WHAT IS EXPECTED
Although the entries contain pictures, only their words should be duplicated exactly.

[Dataset records]
:::

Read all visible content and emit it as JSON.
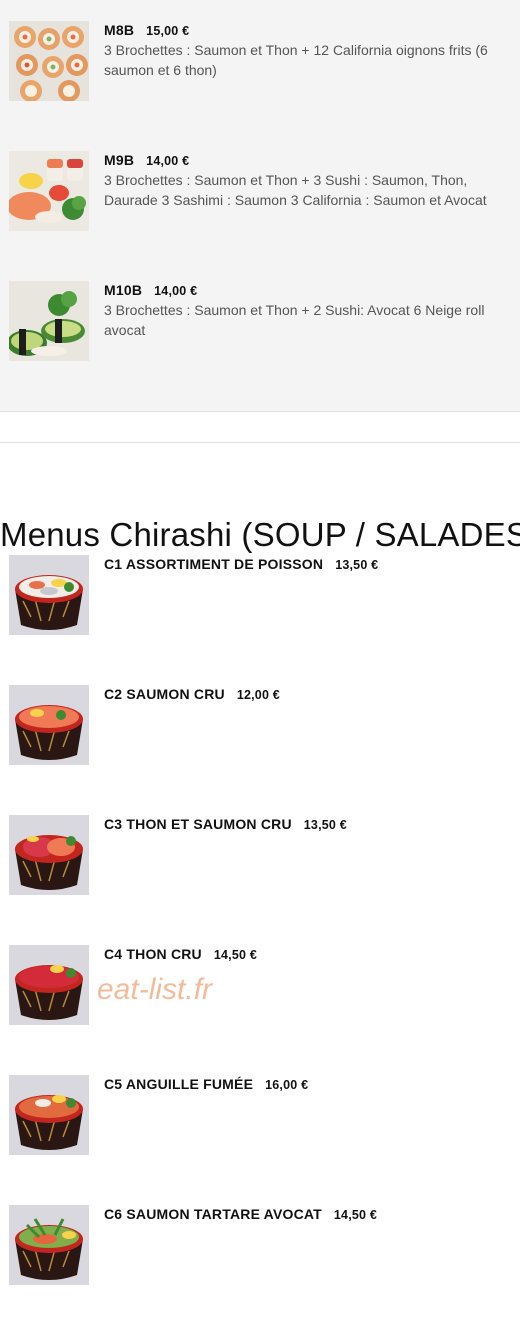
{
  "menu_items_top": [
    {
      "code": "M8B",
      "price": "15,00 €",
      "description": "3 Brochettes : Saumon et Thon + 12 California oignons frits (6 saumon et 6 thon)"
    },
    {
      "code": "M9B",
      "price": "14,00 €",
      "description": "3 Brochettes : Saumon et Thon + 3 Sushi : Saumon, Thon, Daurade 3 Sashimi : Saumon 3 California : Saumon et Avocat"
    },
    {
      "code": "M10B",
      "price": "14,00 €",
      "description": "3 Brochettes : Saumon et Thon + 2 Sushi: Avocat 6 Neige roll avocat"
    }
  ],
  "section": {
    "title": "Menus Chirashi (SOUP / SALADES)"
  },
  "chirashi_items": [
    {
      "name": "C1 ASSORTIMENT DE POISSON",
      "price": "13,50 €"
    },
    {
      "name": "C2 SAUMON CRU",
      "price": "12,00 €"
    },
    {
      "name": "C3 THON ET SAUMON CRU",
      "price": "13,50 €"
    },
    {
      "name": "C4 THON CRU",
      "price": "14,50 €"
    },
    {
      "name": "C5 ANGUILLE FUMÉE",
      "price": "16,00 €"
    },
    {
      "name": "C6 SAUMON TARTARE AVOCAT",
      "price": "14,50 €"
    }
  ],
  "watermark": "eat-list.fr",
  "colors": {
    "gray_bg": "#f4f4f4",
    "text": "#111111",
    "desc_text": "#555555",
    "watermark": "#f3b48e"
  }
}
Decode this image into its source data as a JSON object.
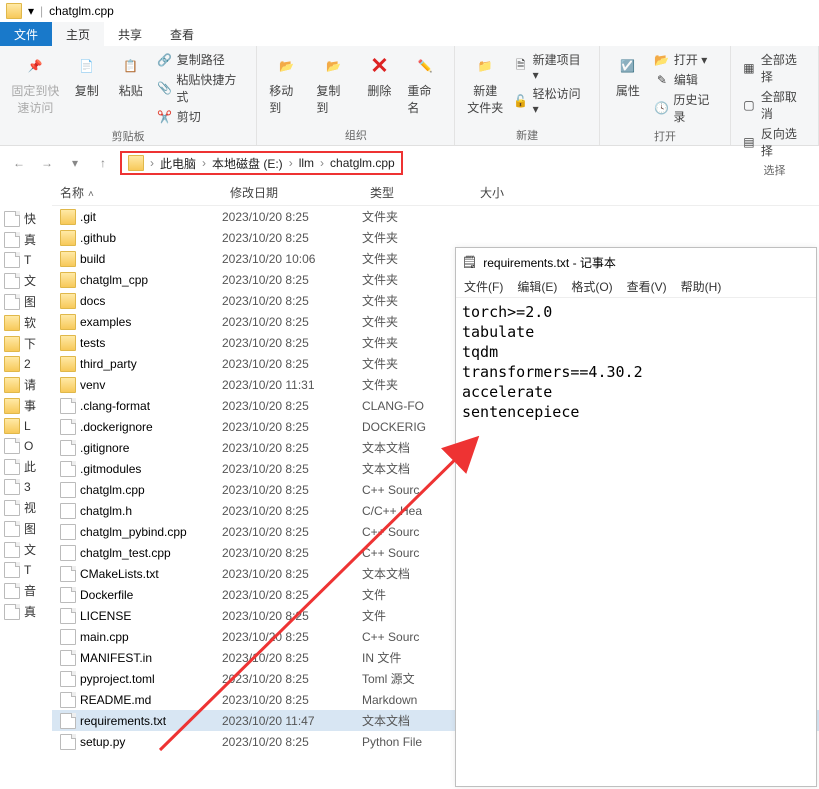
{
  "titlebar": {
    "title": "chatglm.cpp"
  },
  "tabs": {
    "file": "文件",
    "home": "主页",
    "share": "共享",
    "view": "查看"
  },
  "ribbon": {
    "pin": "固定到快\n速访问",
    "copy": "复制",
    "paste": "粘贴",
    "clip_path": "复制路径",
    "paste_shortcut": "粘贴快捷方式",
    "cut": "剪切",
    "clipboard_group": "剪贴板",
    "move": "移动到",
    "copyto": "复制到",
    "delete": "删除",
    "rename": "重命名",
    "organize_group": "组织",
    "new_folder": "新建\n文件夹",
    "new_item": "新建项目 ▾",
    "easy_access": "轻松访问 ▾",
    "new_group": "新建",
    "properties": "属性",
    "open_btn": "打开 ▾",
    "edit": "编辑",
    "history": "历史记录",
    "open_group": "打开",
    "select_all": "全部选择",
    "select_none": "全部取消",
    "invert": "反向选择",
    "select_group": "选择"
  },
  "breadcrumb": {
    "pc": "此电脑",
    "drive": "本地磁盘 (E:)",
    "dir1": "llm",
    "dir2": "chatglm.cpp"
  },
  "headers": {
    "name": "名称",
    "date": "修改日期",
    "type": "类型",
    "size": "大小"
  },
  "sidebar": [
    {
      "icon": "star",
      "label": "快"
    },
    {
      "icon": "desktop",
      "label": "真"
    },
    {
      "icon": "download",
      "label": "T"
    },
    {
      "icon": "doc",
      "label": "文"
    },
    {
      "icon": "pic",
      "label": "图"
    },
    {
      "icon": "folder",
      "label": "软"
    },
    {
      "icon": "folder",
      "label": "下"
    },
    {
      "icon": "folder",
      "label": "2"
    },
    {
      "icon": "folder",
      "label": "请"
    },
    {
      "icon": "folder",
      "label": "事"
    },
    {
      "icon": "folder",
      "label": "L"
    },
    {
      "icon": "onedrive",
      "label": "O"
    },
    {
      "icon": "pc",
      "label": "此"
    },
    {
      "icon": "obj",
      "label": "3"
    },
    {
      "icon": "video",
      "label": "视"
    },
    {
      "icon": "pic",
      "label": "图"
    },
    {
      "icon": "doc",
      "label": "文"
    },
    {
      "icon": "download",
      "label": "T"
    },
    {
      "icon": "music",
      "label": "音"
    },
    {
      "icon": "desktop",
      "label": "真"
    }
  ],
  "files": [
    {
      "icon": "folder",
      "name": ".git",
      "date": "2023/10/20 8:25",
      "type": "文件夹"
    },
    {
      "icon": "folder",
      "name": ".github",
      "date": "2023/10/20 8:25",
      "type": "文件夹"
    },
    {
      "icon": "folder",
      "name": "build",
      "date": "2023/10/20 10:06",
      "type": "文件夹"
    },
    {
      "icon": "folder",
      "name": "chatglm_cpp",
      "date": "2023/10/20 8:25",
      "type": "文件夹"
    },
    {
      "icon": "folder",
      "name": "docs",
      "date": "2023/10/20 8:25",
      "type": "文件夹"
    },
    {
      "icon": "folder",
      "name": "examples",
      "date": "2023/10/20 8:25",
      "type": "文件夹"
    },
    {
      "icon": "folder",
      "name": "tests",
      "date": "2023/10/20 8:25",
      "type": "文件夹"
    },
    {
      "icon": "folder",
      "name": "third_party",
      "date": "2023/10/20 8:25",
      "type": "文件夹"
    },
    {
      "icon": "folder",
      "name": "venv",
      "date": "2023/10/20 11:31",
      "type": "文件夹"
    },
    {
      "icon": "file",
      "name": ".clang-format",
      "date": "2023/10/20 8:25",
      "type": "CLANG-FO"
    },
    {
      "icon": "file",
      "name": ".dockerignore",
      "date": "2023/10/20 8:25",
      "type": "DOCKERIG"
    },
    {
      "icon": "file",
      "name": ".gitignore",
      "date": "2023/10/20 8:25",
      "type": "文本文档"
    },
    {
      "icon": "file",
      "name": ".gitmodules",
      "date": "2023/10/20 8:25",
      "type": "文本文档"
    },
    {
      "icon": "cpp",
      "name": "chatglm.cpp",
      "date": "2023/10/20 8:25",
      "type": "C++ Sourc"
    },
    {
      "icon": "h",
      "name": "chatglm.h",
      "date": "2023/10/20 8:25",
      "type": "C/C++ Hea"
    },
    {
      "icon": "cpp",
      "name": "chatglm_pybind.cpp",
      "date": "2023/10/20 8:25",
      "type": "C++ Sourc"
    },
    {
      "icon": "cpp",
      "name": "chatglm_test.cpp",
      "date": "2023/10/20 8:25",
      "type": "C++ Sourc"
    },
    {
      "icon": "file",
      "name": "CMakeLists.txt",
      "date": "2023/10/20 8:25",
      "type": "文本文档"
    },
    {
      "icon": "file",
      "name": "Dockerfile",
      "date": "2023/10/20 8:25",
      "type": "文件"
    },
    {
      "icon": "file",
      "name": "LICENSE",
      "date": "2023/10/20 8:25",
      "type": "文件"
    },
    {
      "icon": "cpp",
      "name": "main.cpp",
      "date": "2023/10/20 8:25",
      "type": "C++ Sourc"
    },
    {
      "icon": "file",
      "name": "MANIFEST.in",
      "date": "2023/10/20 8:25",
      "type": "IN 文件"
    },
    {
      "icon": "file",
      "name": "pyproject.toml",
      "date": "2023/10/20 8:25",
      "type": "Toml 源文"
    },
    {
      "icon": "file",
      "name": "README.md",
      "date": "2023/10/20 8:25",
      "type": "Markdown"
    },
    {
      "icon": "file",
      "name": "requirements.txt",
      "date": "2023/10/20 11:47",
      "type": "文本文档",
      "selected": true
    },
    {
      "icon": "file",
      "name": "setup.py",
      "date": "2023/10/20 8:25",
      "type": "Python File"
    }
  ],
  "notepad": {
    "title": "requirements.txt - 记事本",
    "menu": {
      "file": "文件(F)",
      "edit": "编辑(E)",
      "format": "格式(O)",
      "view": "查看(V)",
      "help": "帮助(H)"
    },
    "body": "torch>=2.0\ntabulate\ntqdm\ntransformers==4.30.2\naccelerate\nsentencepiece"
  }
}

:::

YOUR RESPONSE
Read all visible content and emit it as JSON.
{
  "menu_items_top": [
    {
      "code": "M8B",
      "price": "15,00 €",
      "description": "3 Brochettes : Saumon et Thon + 12 California oignons frits (6 saumon et 6 thon)"
    },
    {
      "code": "M9B",
      "price": "14,00 €",
      "description": "3 Brochettes : Saumon et Thon + 3 Sushi : Saumon, Thon, Daurade 3 Sashimi : Saumon 3 California : Saumon et Avocat"
    },
    {
      "code": "M10B",
      "price": "14,00 €",
      "description": "3 Brochettes : Saumon et Thon + 2 Sushi: Avocat 6 Neige roll avocat"
    }
  ],
  "section": {
    "title": "Menus Chirashi (SOUP / SALADES)"
  },
  "chirashi_items": [
    {
      "name": "C1 ASSORTIMENT DE POISSON",
      "price": "13,50 €"
    },
    {
      "name": "C2 SAUMON CRU",
      "price": "12,00 €"
    },
    {
      "name": "C3 THON ET SAUMON CRU",
      "price": "13,50 €"
    },
    {
      "name": "C4 THON CRU",
      "price": "14,50 €"
    },
    {
      "name": "C5 ANGUILLE FUMÉE",
      "price": "16,00 €"
    },
    {
      "name": "C6 SAUMON TARTARE AVOCAT",
      "price": "14,50 €"
    }
  ],
  "watermark": "eat-list.fr",
  "colors": {
    "gray_bg": "#f4f4f4",
    "text": "#111111",
    "desc_text": "#555555",
    "watermark": "#f3b48e"
  }
}
Decode this image into its source data as a JSON object.
{
  "titlebar": {
    "title": "chatglm.cpp"
  },
  "tabs": {
    "file": "文件",
    "home": "主页",
    "share": "共享",
    "view": "查看"
  },
  "ribbon": {
    "pin": "固定到快\n速访问",
    "copy": "复制",
    "paste": "粘贴",
    "clip_path": "复制路径",
    "paste_shortcut": "粘贴快捷方式",
    "cut": "剪切",
    "clipboard_group": "剪贴板",
    "move": "移动到",
    "copyto": "复制到",
    "delete": "删除",
    "rename": "重命名",
    "organize_group": "组织",
    "new_folder": "新建\n文件夹",
    "new_item": "新建项目 ▾",
    "easy_access": "轻松访问 ▾",
    "new_group": "新建",
    "properties": "属性",
    "open_btn": "打开 ▾",
    "edit": "编辑",
    "history": "历史记录",
    "open_group": "打开",
    "select_all": "全部选择",
    "select_none": "全部取消",
    "invert": "反向选择",
    "select_group": "选择"
  },
  "breadcrumb": {
    "pc": "此电脑",
    "drive": "本地磁盘 (E:)",
    "dir1": "llm",
    "dir2": "chatglm.cpp"
  },
  "headers": {
    "name": "名称",
    "date": "修改日期",
    "type": "类型",
    "size": "大小"
  },
  "sidebar": [
    {
      "icon": "star",
      "label": "快"
    },
    {
      "icon": "desktop",
      "label": "真"
    },
    {
      "icon": "download",
      "label": "T"
    },
    {
      "icon": "doc",
      "label": "文"
    },
    {
      "icon": "pic",
      "label": "图"
    },
    {
      "icon": "folder",
      "label": "软"
    },
    {
      "icon": "folder",
      "label": "下"
    },
    {
      "icon": "folder",
      "label": "2"
    },
    {
      "icon": "folder",
      "label": "请"
    },
    {
      "icon": "folder",
      "label": "事"
    },
    {
      "icon": "folder",
      "label": "L"
    },
    {
      "icon": "onedrive",
      "label": "O"
    },
    {
      "icon": "pc",
      "label": "此"
    },
    {
      "icon": "obj",
      "label": "3"
    },
    {
      "icon": "video",
      "label": "视"
    },
    {
      "icon": "pic",
      "label": "图"
    },
    {
      "icon": "doc",
      "label": "文"
    },
    {
      "icon": "download",
      "label": "T"
    },
    {
      "icon": "music",
      "label": "音"
    },
    {
      "icon": "desktop",
      "label": "真"
    }
  ],
  "files": [
    {
      "icon": "folder",
      "name": ".git",
      "date": "2023/10/20 8:25",
      "type": "文件夹"
    },
    {
      "icon": "folder",
      "name": ".github",
      "date": "2023/10/20 8:25",
      "type": "文件夹"
    },
    {
      "icon": "folder",
      "name": "build",
      "date": "2023/10/20 10:06",
      "type": "文件夹"
    },
    {
      "icon": "folder",
      "name": "chatglm_cpp",
      "date": "2023/10/20 8:25",
      "type": "文件夹"
    },
    {
      "icon": "folder",
      "name": "docs",
      "date": "2023/10/20 8:25",
      "type": "文件夹"
    },
    {
      "icon": "folder",
      "name": "examples",
      "date": "2023/10/20 8:25",
      "type": "文件夹"
    },
    {
      "icon": "folder",
      "name": "tests",
      "date": "2023/10/20 8:25",
      "type": "文件夹"
    },
    {
      "icon": "folder",
      "name": "third_party",
      "date": "2023/10/20 8:25",
      "type": "文件夹"
    },
    {
      "icon": "folder",
      "name": "venv",
      "date": "2023/10/20 11:31",
      "type": "文件夹"
    },
    {
      "icon": "file",
      "name": ".clang-format",
      "date": "2023/10/20 8:25",
      "type": "CLANG-FO"
    },
    {
      "icon": "file",
      "name": ".dockerignore",
      "date": "2023/10/20 8:25",
      "type": "DOCKERIG"
    },
    {
      "icon": "file",
      "name": ".gitignore",
      "date": "2023/10/20 8:25",
      "type": "文本文档"
    },
    {
      "icon": "file",
      "name": ".gitmodules",
      "date": "2023/10/20 8:25",
      "type": "文本文档"
    },
    {
      "icon": "cpp",
      "name": "chatglm.cpp",
      "date": "2023/10/20 8:25",
      "type": "C++ Sourc"
    },
    {
      "icon": "h",
      "name": "chatglm.h",
      "date": "2023/10/20 8:25",
      "type": "C/C++ Hea"
    },
    {
      "icon": "cpp",
      "name": "chatglm_pybind.cpp",
      "date": "2023/10/20 8:25",
      "type": "C++ Sourc"
    },
    {
      "icon": "cpp",
      "name": "chatglm_test.cpp",
      "date": "2023/10/20 8:25",
      "type": "C++ Sourc"
    },
    {
      "icon": "file",
      "name": "CMakeLists.txt",
      "date": "2023/10/20 8:25",
      "type": "文本文档"
    },
    {
      "icon": "file",
      "name": "Dockerfile",
      "date": "2023/10/20 8:25",
      "type": "文件"
    },
    {
      "icon": "file",
      "name": "LICENSE",
      "date": "2023/10/20 8:25",
      "type": "文件"
    },
    {
      "icon": "cpp",
      "name": "main.cpp",
      "date": "2023/10/20 8:25",
      "type": "C++ Sourc"
    },
    {
      "icon": "file",
      "name": "MANIFEST.in",
      "date": "2023/10/20 8:25",
      "type": "IN 文件"
    },
    {
      "icon": "file",
      "name": "pyproject.toml",
      "date": "2023/10/20 8:25",
      "type": "Toml 源文"
    },
    {
      "icon": "file",
      "name": "README.md",
      "date": "2023/10/20 8:25",
      "type": "Markdown"
    },
    {
      "icon": "file",
      "name": "requirements.txt",
      "date": "2023/10/20 11:47",
      "type": "文本文档",
      "selected": true
    },
    {
      "icon": "file",
      "name": "setup.py",
      "date": "2023/10/20 8:25",
      "type": "Python File"
    }
  ],
  "notepad": {
    "title": "requirements.txt - 记事本",
    "menu": {
      "file": "文件(F)",
      "edit": "编辑(E)",
      "format": "格式(O)",
      "view": "查看(V)",
      "help": "帮助(H)"
    },
    "body": "torch>=2.0\ntabulate\ntqdm\ntransformers==4.30.2\naccelerate\nsentencepiece"
  }
}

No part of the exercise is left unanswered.